A bit of housekeeping:  here is a list of all the book reviews that appeared in this blog in Q3 2015.  Mostly new or recent releases, with a few old but good thrown in.

Fiction

Aurora by Kim Stanley Robinson
Book of Numbers by Joshua Cohen
Chasing the Phoenix by Michael Swanwick
Chicks and Balances edited by Esther Friesner and John Helfers
Good Omens by Terry Pratchett and Neil Gaiman 
Koko the Mighty by Kieran Shea
Secondhand Souls by Christopher Moore  
The Annihilation Score by Charles Stross
The Best Science Fiction & Fantasy of the Year Volume Nine ed. by Jonathan Strahan
The Good, the Bad, and The Smug by Tom Holt
The Rook by Daniel O’Malley 
The Water Knife by Paolo Bacigalupi
Time Salvager by Wesley Chu 
To Say Nothing of the Dog by Connie Willis 

Non fiction

Reimagination Station: Creating a Game-Changing In-Home Coworking Space by Lori Kane
Digital Gold by Nathaniel Popper
Let’s Be Less Stupid by Patricia Marx
Mind Change by Susan Greenfield 
Modern Romance by Aziz Ansari
Peers, Inc by Robin Chase
Team of Rivals by Doris Kearns Goodwin 
The Art of Forgery by Noah Charney
The Next Species by Michael Tennesen 

 

Book Review: “Secondhand Souls” by Christopher Moore

Secondhand Souls by Christopher Moore

Christopher Moore’s latest novel is a sequel to A Dirty Job (2006). He treats us to the San Francisco that only certain people can see, full of magic and supernatural danger. On any day SF is weird, but now things seem to be so not under control, what with the underworld rising and the balance of dark and light apparently in flux.

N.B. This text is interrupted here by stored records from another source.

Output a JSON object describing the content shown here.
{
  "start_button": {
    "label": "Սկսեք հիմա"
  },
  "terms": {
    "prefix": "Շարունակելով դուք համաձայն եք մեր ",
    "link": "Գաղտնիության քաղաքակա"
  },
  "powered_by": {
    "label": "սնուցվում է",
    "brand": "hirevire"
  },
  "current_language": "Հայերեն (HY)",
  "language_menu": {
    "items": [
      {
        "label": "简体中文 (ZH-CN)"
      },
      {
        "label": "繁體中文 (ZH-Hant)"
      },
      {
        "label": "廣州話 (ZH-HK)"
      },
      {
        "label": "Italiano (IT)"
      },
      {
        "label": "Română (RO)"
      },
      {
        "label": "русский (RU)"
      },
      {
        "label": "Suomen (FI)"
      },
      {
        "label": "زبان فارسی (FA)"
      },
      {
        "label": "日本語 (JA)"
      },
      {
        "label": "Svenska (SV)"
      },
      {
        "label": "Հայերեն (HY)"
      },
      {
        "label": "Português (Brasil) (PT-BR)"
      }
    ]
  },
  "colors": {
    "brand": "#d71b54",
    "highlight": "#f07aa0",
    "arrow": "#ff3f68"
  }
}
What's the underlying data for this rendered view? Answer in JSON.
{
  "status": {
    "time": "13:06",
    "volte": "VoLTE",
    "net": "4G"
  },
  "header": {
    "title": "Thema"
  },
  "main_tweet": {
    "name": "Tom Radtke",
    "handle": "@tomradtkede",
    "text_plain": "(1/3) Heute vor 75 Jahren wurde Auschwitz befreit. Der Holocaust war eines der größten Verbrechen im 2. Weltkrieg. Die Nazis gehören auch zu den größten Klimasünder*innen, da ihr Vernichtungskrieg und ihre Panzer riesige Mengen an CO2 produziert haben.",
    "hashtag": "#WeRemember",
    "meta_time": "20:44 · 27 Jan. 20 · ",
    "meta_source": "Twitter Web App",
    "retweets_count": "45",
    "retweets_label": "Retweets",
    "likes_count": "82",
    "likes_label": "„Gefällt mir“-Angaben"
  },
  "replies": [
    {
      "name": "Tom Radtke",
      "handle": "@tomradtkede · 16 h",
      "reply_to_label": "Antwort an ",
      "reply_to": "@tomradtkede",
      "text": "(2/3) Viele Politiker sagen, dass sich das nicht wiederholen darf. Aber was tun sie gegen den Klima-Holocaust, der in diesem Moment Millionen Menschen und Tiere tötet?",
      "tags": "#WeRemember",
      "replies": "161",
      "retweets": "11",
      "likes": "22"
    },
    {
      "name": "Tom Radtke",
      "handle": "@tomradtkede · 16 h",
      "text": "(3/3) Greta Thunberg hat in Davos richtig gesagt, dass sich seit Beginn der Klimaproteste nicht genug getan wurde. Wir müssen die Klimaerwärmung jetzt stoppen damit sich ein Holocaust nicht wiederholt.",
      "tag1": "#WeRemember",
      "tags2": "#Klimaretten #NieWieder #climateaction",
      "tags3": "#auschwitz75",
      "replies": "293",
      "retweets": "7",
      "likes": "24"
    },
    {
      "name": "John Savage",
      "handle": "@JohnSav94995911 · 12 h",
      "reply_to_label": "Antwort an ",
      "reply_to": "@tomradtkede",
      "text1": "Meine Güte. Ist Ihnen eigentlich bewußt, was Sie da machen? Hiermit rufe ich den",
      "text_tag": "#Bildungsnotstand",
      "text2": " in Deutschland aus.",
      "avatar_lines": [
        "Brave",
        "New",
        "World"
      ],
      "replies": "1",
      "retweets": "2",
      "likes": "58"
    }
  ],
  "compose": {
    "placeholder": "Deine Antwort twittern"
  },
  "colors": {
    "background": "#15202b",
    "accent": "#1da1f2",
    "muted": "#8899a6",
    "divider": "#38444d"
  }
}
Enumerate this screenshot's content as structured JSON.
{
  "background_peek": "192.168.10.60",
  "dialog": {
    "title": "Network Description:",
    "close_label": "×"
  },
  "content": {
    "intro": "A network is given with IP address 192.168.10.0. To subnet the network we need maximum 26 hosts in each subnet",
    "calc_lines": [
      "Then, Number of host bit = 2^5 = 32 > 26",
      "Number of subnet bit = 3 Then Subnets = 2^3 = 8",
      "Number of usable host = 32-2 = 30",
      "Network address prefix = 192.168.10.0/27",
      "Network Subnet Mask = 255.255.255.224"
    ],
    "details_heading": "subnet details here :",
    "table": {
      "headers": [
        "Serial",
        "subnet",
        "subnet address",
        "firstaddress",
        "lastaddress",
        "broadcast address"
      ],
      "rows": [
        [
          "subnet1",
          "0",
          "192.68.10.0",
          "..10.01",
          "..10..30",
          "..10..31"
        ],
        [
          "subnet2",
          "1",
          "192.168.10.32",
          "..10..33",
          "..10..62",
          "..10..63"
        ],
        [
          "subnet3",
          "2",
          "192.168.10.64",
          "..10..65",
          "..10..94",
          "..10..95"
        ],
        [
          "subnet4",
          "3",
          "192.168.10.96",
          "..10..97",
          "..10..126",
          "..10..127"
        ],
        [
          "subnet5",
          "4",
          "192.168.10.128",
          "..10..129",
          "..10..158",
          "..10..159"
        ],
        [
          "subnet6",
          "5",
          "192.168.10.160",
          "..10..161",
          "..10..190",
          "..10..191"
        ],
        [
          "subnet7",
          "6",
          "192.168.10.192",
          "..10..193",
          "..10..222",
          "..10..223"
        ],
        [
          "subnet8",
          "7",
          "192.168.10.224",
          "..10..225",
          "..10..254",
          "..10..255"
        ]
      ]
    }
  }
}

Moore has written more than a dozen novels, each goofy and gently humane and beautifully funny. If you haven’t read all of them, go to the library and read them.

If I tried to tell you the bare facts of this story, it would sound dark and terrible. But that would be misleading because the strange crew of characters are truly lovable, the weirdness is just normal, and its all joyful and very funny.

For fans of San Francisco, Moore is deeply attached to the history of the city, as well as its mystical secrets. Many of the characters and events in this book are archetypes from the life of the city, and it is interesting to speculate on the question of which parts of these stories are fictionalized autobiography. We have our suspicions.

I admire his writing, it is deceptively simple, cheerfully strange, and funny without being stupid. Each character is unique (ain’t that the point?), in that SF way. The plot makes no sense at all, yet we are pulled along by the peril of the people (for certain values of “human”) involved.

By the way, this novel was not too long. It was interesting all the way to the end.

Let’s keep this short and to the point: I expected great stuff and I wasn’t disappointed. Get it. Read it. Read everything you can get by Christopher Moore.


 

  1. Christopher Moore, Secondhand Souls, New York, HarperCollins, 2015.

 

 

Sunday Book Reviews